“We’re very honored that the Texas Legislature gave us this next task to put together the first-ever state flood plan,” Jackson said during the workshop.
The three Senate bills are all related to flood mitigation. SB 6 establishes disaster response and recovery guides on flooding for local officials by 2020; SB 7 establishes two separate flood funding accounts to provide for SB 6 and SB 8; SB 8 requires the state to implement the statewide flood mitigation plan that the TWDB is responsible for; and SB 500 appropriates funds for Hurricane Harvey repairs, recovery and disaster prevention projects, Community Impact Newspaper previously reported.

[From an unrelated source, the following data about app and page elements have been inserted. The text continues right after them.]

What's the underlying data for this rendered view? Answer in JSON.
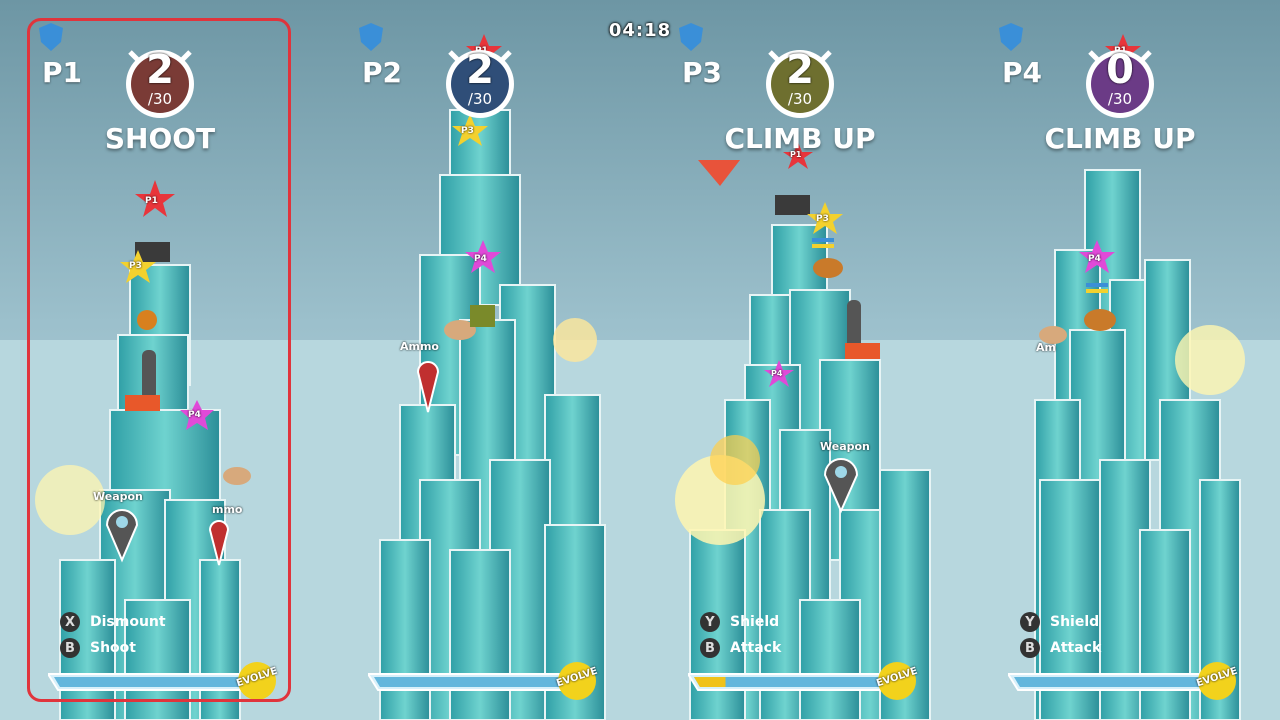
{
  "timer": "04:18",
  "players": [
    {
      "label": "P1",
      "score": "2",
      "score_total": "/30",
      "action": "SHOOT",
      "score_color": "#7a3b36",
      "buttons": [
        {
          "key": "X",
          "label": "Dismount"
        },
        {
          "key": "B",
          "label": "Shoot"
        }
      ],
      "pins": [
        {
          "label": "Weapon"
        },
        {
          "label": "mmo"
        }
      ],
      "stars": [
        "P1",
        "P3",
        "P4"
      ],
      "evolve": "EVOLVE",
      "progress": 0,
      "selected": true
    },
    {
      "label": "P2",
      "score": "2",
      "score_total": "/30",
      "action": "",
      "score_color": "#2f4e78",
      "buttons": [],
      "pins": [
        {
          "label": "Ammo"
        }
      ],
      "stars": [
        "P1",
        "P3",
        "P4"
      ],
      "evolve": "EVOLVE",
      "progress": 0,
      "selected": false
    },
    {
      "label": "P3",
      "score": "2",
      "score_total": "/30",
      "action": "CLIMB UP",
      "score_color": "#6e6f2f",
      "buttons": [
        {
          "key": "Y",
          "label": "Shield"
        },
        {
          "key": "B",
          "label": "Attack"
        }
      ],
      "pins": [
        {
          "label": "Weapon"
        }
      ],
      "stars": [
        "P1",
        "P3",
        "P4"
      ],
      "evolve": "EVOLVE",
      "progress": 0.15,
      "selected": false
    },
    {
      "label": "P4",
      "score": "0",
      "score_total": "/30",
      "action": "CLIMB UP",
      "score_color": "#6b3b86",
      "buttons": [
        {
          "key": "Y",
          "label": "Shield"
        },
        {
          "key": "B",
          "label": "Attack"
        }
      ],
      "pins": [
        {
          "label": "Am"
        }
      ],
      "stars": [
        "P1",
        "P4"
      ],
      "evolve": "EVOLVE",
      "progress": 0,
      "selected": false
    }
  ],
  "colors": {
    "p1": "#e8353b",
    "p2": "#3a7fd0",
    "p3": "#f3d12e",
    "p4": "#e04ad8",
    "ice": "#3fb3b3",
    "bar": "#62b6dc",
    "shield": "#3a8fd8"
  }
}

The state also authorized a one-time transfer of $793 million from the state’s Economic Stabilization Fund—or Rainy Day Fund—to create a new flood funding program for the TWDB to administer as well, in which the funds will be available in 2020. This program is designed to make implementing drainage and flood projects more affordable for Texas communities and to meet immediate funding needs, according to TWDB information.

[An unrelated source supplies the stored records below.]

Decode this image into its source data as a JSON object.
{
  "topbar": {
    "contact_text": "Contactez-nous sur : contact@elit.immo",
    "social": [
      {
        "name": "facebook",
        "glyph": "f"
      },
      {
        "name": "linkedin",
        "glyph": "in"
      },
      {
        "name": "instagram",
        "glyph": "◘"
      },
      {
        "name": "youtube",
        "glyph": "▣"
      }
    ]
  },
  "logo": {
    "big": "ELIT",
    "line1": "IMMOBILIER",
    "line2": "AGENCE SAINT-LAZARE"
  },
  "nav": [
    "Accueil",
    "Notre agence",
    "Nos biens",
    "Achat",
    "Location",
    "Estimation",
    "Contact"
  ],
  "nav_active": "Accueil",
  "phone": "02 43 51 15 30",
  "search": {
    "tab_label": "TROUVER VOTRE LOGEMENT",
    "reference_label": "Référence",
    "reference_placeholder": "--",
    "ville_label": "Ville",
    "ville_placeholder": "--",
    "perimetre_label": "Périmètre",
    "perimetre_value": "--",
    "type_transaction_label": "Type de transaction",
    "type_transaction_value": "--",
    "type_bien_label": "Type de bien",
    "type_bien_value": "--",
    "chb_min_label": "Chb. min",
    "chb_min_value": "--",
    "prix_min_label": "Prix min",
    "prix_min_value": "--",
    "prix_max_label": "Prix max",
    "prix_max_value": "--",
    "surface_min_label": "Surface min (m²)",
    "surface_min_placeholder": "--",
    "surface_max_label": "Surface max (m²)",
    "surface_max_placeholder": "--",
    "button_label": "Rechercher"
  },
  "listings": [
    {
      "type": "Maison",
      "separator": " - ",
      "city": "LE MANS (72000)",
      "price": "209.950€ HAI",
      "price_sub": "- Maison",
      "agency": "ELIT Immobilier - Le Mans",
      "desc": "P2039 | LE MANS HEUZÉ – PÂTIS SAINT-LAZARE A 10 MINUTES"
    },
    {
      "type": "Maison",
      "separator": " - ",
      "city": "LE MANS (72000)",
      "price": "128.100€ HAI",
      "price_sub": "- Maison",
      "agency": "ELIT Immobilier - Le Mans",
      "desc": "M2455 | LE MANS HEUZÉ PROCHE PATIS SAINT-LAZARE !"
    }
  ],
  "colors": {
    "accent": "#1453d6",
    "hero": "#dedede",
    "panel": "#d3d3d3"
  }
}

“It’s very important that we get the funding that the Legislature has provided out the door quickly and that we do impactful flood projects so that our communities don’t have to worry about water supply or flood because we’ve thought ahead,” Jackson said during the workshop.
As part of the process of creating a statewide flood mitigation plan, the TWDB will also form flood planning groups across the state with members from various entities and job descriptions, including counties, municipalities, river authorities, water districts, small businesses, environmental groups and other entities, said Kathleen Ligon, the senior adviser to the TWDB executive administrator, during the workshop.
The formal rule-making process for these new initiatives and implementation of flood planning groups will start this fall, Ligon said.
“We’ve got to do things differently than what we’ve done in the past,” Jackson said during the workshop. “We can’t wait for a flood to occur; we’ve got to do what Gov. [Greg] Abbott called in his ‘Eye of the Storm’ report, and that is future-proof our state.”
The TWDB is also seeking public feedback on how, where and why the funds should be spent, which is why the entity is in the process of its 15 workshops regarding flood mitigation—but board members encourage and want written comments as well.
All written comments should be submitted by Aug. 30 to firstname.lastname@example.org. A list of topics and questions to answer for the written comments can be found on the TWDB’s website or in the document below.